Caching print job (prevent job failure due to network outage)


#1

First forgive me if this has already been asked and answered.

I've been having some network issues of late. And as a result, unfortunately, I'm learning how easy it is to interrupt a job controlled by Octoprint.

Here are the ways I've experienced this week:

  1. Internet outage
  2. LAN outage
  3. Octoprint Service crash (these are very rare)

#3 I get, Octoprint is sending the code to the printer over USB so it makes sense that the print would stop if the service failed.

The other two don't make sense to me though. I would think that once a job is sent to Octoprint that the job would be able to continue even if the network cable was removed from the pi. The job should all be onboard the pi and the pi communicates to the printer using USB not Ethernet.

Is there something I'm missing?

I guess the main question I have is why does a network issue kill a print that is in progress?

Thank you,
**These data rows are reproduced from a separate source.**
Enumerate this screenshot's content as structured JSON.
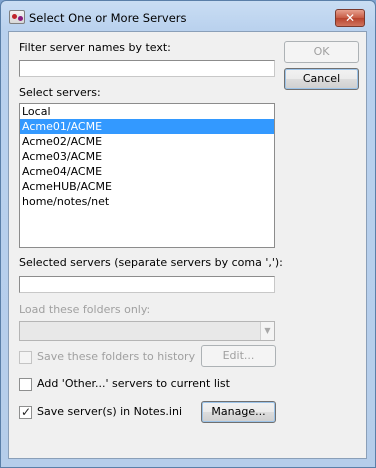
{
  "window": {
    "title": "Select One or More Servers",
    "close_glyph": "✕"
  },
  "filter": {
    "label": "Filter server names by text:",
    "value": ""
  },
  "servers": {
    "label": "Select servers:",
    "items": [
      {
        "name": "Local",
        "selected": false
      },
      {
        "name": "Acme01/ACME",
        "selected": true
      },
      {
        "name": "Acme02/ACME",
        "selected": false
      },
      {
        "name": "Acme03/ACME",
        "selected": false
      },
      {
        "name": "Acme04/ACME",
        "selected": false
      },
      {
        "name": "AcmeHUB/ACME",
        "selected": false
      },
      {
        "name": "home/notes/net",
        "selected": false
      }
    ]
  },
  "selected_servers": {
    "label": "Selected servers (separate servers by coma ','):",
    "value": ""
  },
  "folders": {
    "label": "Load these folders only:",
    "value": "",
    "enabled": false
  },
  "save_folders": {
    "label": "Save these folders to history",
    "checked": false,
    "enabled": false
  },
  "add_other": {
    "label": "Add 'Other...' servers to current list",
    "checked": false
  },
  "save_servers": {
    "label": "Save server(s) in Notes.ini",
    "checked": true
  },
  "buttons": {
    "ok": "OK",
    "cancel": "Cancel",
    "edit": "Edit...",
    "manage": "Manage..."
  },
  "icons": {
    "title": "servers-app-icon",
    "check": "✓",
    "dropdown": "▼"
  }
}
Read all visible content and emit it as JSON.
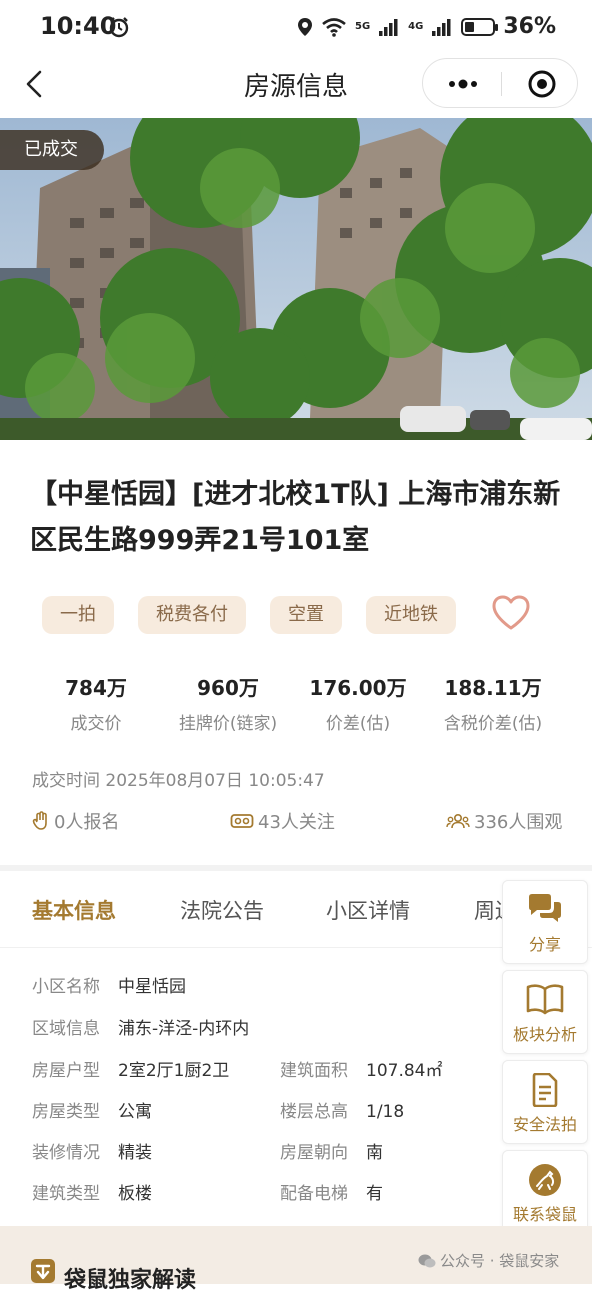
{
  "status_bar": {
    "time": "10:40",
    "net1": "5G",
    "net2": "4G",
    "battery_pct": "36%",
    "battery_level": 0.36
  },
  "nav": {
    "title": "房源信息",
    "back_icon": "chevron-left-icon",
    "more_icon": "more-dots-icon",
    "target_icon": "target-icon"
  },
  "hero": {
    "badge": "已成交"
  },
  "house": {
    "title": "【中星恬园】[进才北校1T队] 上海市浦东新区民生路999弄21号101室",
    "tags": [
      "一拍",
      "税费各付",
      "空置",
      "近地铁"
    ]
  },
  "stats": [
    {
      "value": "784万",
      "label": "成交价"
    },
    {
      "value": "960万",
      "label": "挂牌价(链家)"
    },
    {
      "value": "176.00万",
      "label": "价差(估)"
    },
    {
      "value": "188.11万",
      "label": "含税价差(估)"
    }
  ],
  "deal_time": "成交时间 2025年08月07日 10:05:47",
  "counters": {
    "signup": "0人报名",
    "follow": "43人关注",
    "watch": "336人围观"
  },
  "tabs": [
    "基本信息",
    "法院公告",
    "小区详情",
    "周边"
  ],
  "info": {
    "community_label": "小区名称",
    "community": "中星恬园",
    "area_label": "区域信息",
    "area": "浦东-洋泾-内环内",
    "layout_label": "房屋户型",
    "layout": "2室2厅1厨2卫",
    "size_label": "建筑面积",
    "size": "107.84㎡",
    "type_label": "房屋类型",
    "type": "公寓",
    "floor_label": "楼层总高",
    "floor": "1/18",
    "decor_label": "装修情况",
    "decor": "精装",
    "orient_label": "房屋朝向",
    "orient": "南",
    "build_label": "建筑类型",
    "build": "板楼",
    "elevator_label": "配备电梯",
    "elevator": "有"
  },
  "side_actions": [
    {
      "label": "分享",
      "icon": "chat-bubbles-icon"
    },
    {
      "label": "板块分析",
      "icon": "book-icon"
    },
    {
      "label": "安全法拍",
      "icon": "document-icon"
    },
    {
      "label": "联系袋鼠",
      "icon": "kangaroo-icon"
    }
  ],
  "bottom": {
    "title": "袋鼠独家解读",
    "watermark": "公众号 · 袋鼠安家"
  },
  "colors": {
    "accent": "#a47a30",
    "tag_bg": "#f7ebde",
    "tag_text": "#8a6a4a",
    "heart": "#e29a8a"
  }
}
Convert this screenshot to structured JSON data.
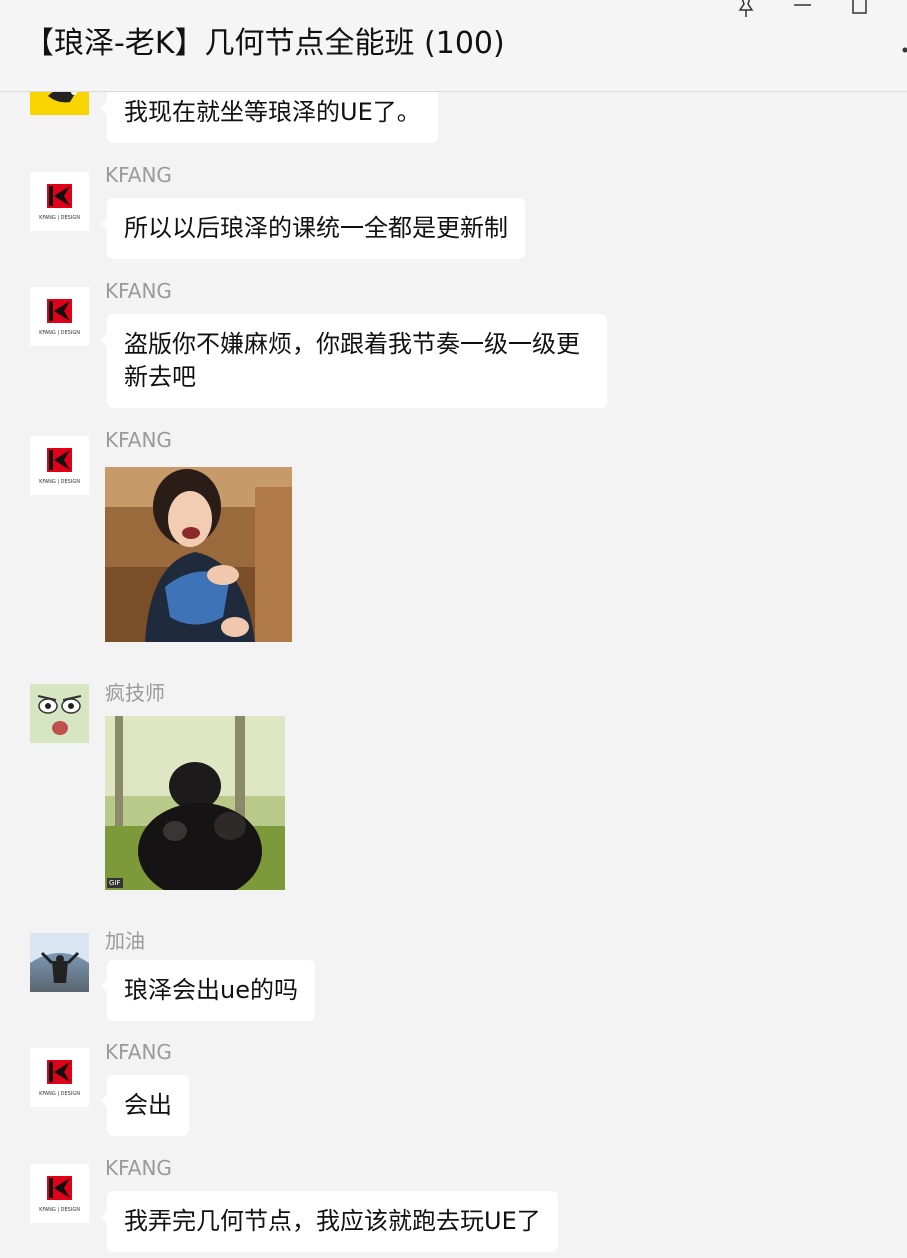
{
  "window": {
    "title": "【琅泽-老K】几何节点全能班 (100)"
  },
  "messages": [
    {
      "sender": "",
      "type": "text",
      "text": "我现在就坐等琅泽的UE了。"
    },
    {
      "sender": "KFANG",
      "type": "text",
      "text": "所以以后琅泽的课统一全都是更新制"
    },
    {
      "sender": "KFANG",
      "type": "text",
      "text": "盗版你不嫌麻烦，你跟着我节奏一级一级更新去吧"
    },
    {
      "sender": "KFANG",
      "type": "image",
      "image": "laughing-girl-pointing-sticker"
    },
    {
      "sender": "疯技师",
      "type": "image",
      "image": "gorilla-gif",
      "badge": "GIF"
    },
    {
      "sender": "加油",
      "type": "text",
      "text": "琅泽会出ue的吗"
    },
    {
      "sender": "KFANG",
      "type": "text",
      "text": "会出"
    },
    {
      "sender": "KFANG",
      "type": "text",
      "text": "我弄完几何节点，我应该就跑去玩UE了"
    }
  ],
  "logo": {
    "brand_text": "KFANG | DESIGN"
  },
  "icons": [
    "pin-icon",
    "minimize-icon",
    "maximize-icon",
    "more-icon"
  ],
  "colors": {
    "background": "#f3f3f3",
    "bubble": "#ffffff",
    "sender": "#9a9a9a",
    "logo_red": "#e0001a"
  }
}
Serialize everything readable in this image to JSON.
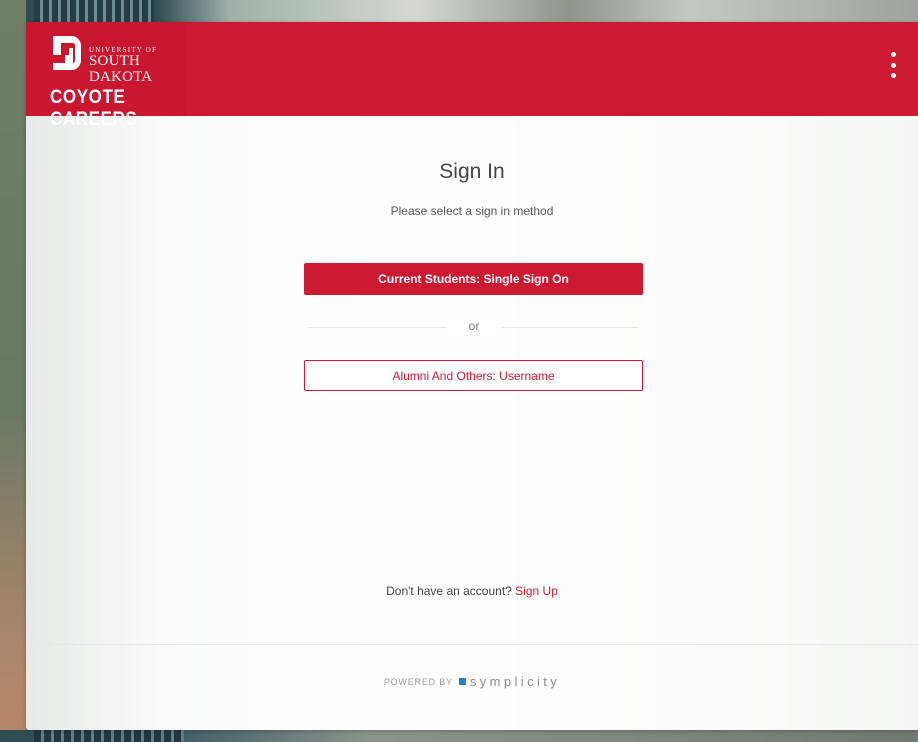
{
  "brand": {
    "university_small": "UNIVERSITY OF",
    "university_name": "SOUTH DAKOTA",
    "app_name": "COYOTE CAREERS",
    "logo_icon": "sd-logo-icon",
    "brand_color": "#cd1a33"
  },
  "header": {
    "menu_icon": "kebab-menu-icon"
  },
  "signin": {
    "title": "Sign In",
    "subtitle": "Please select a sign in method",
    "primary_button": "Current Students: Single Sign On",
    "divider_text": "or",
    "secondary_button": "Alumni And Others: Username"
  },
  "signup": {
    "prompt": "Don't have an account?",
    "link": "Sign Up"
  },
  "footer": {
    "powered_by": "POWERED BY",
    "vendor": "symplicity",
    "vendor_color": "#2a7fc5"
  }
}
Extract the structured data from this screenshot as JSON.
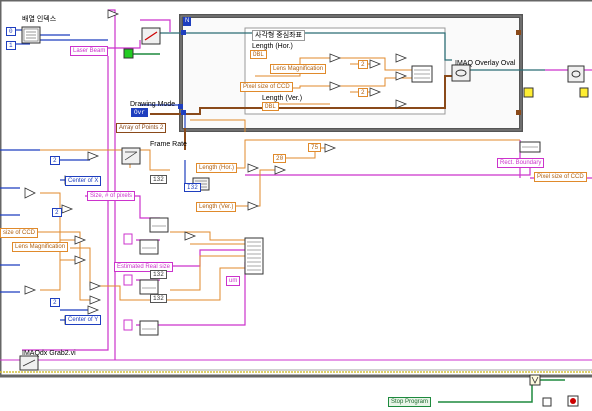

Tony


#2

Nope. It should happily continue to stream as long as it has power, network connectivity doesn't play into it at all.

We will never know unless you share some logs :wink:


#3

Thanks for the response. Now that I know this is an anomaly I'll monitor things and get logs for you.

Tony


#4

During the OctoPrint Setup Wizard it asks whether or not you'd like to monitor the network's availability. I always assume that saying "no" to that will be more forgiving of a network outage.


#5

If that's the cause, is there a way short of re-running the set up to change that to NO after the fact?


#6

Not true. Good theory though.

Yeah, config->octoprint->server. Here's why it has such a ping:

If the connectivity check is enabled, OctoPrint will regularly check if it's connected to the internet. This is useful to prevent resource intensive operations (such as checking for updates) if it's already clear that they won't succeed anyhow.

My upcoming proof vid has this enabled, fwiw.


#7

Thanks for the clarification on that. :slight_smile:


#8

Here ya go, I tested with two printers/pis:


#9

Awesome job with the video.

OK so it's not the disconnect that caused my issues... Hmmmm I'm assuming that when my connection came back up with my chrome browser still open to the page that it didn't try to reconnect. I notice that my printer reboots whenever a reconnect command is sent to octoprint. To be clear, I did not click connect at any time. So the question is more, could chrome or my set up have caused an attempted re-connect?

Thank you for being patient with me. I just want to fully understand this product as I love using it.

Regards,
Tony


#10

It shouldn't. But run some quick tests, if you manage to get it to die, share the logs.


#11

Yep I have a big project that I need to finish, but as soon as it completes I'll do some testing and report back.

Thank you,
Tony


#12

...unless this is combined with a plugin which is trying to "touch the cloud", so-to-speak.


#13

OK I can absolutely confirm that my print jobs fail the second my PI loosed network connectivity. I've been able to reproduce it every time. Based on the above it seems like it might be a plugin. Just wasted an entire role of filament and burned up a print nozzle last night.

I have logs this time. Octoprint Logs.zip (87.5 KB)


#14

Try disabling that.


#15

OK once my job completes I will remove it. Never ended up using anyways. I hope this solves the issue as I want to keep using Octoprint if at all possible.

Thank you!


#16

Did it solve the issue?

If so that would probably be something for @Kenneth_Jiang to take a closer look at.

If not we'll have to dig deeper. I'd start with enabling serial.log, connecting to the printer, taking the Pi offline, back online and then checking if there's anything in the serial.log. If not, repeat with a small print job. Also see if you can reproduce the behaviour in safe mode (couldn't find in this topic whether you'd already tested that).

Based on your octoprint.log I don't see it switching away from state Printing once the plugin messages start to flood in (which is a I guess when connectivity is lost?).


#17

Sorry I swore I followed up. Yes, removing that plugin did solve the issue. I think that plug-in should warn you that once installed your prints will fail if you loose your network connection.

Thanks for checking up on me.

Tony


#18

Go over to his repository and let him know that it's behaving badly upon network loss. It's something that he can test (pull the Ethernet cable) during a print job. I'm assuming that Python has try/catch/finally behavior.


#19

What @OutsourcedGuru said. Best open a ticket in the plugin's issue tracker. I'm fairly sure that this is probably not the intended behaviour, so @Kenneth_Jiang will probably want to know about it and be able to look into it.


#20

@ibgeek Assuming the problem you reported was specific to ethernet connection (wifi connections drops all the time), I did very thorough testing by disabling my Pi's Wifi, and randomly plugging/unplugging my ethernet cable. My print never crashed. Not even a slight pause.
Assuming this is a bug in my plugin (since after you removed the plugin you no longer had crashes), I'll appreciate it if you can work with me to figure this out since you seem to be the only one who can reliably reproduce it. Can you go back tothe issue you opened and filled in a bit more details based on the questions I asked there? Thanks!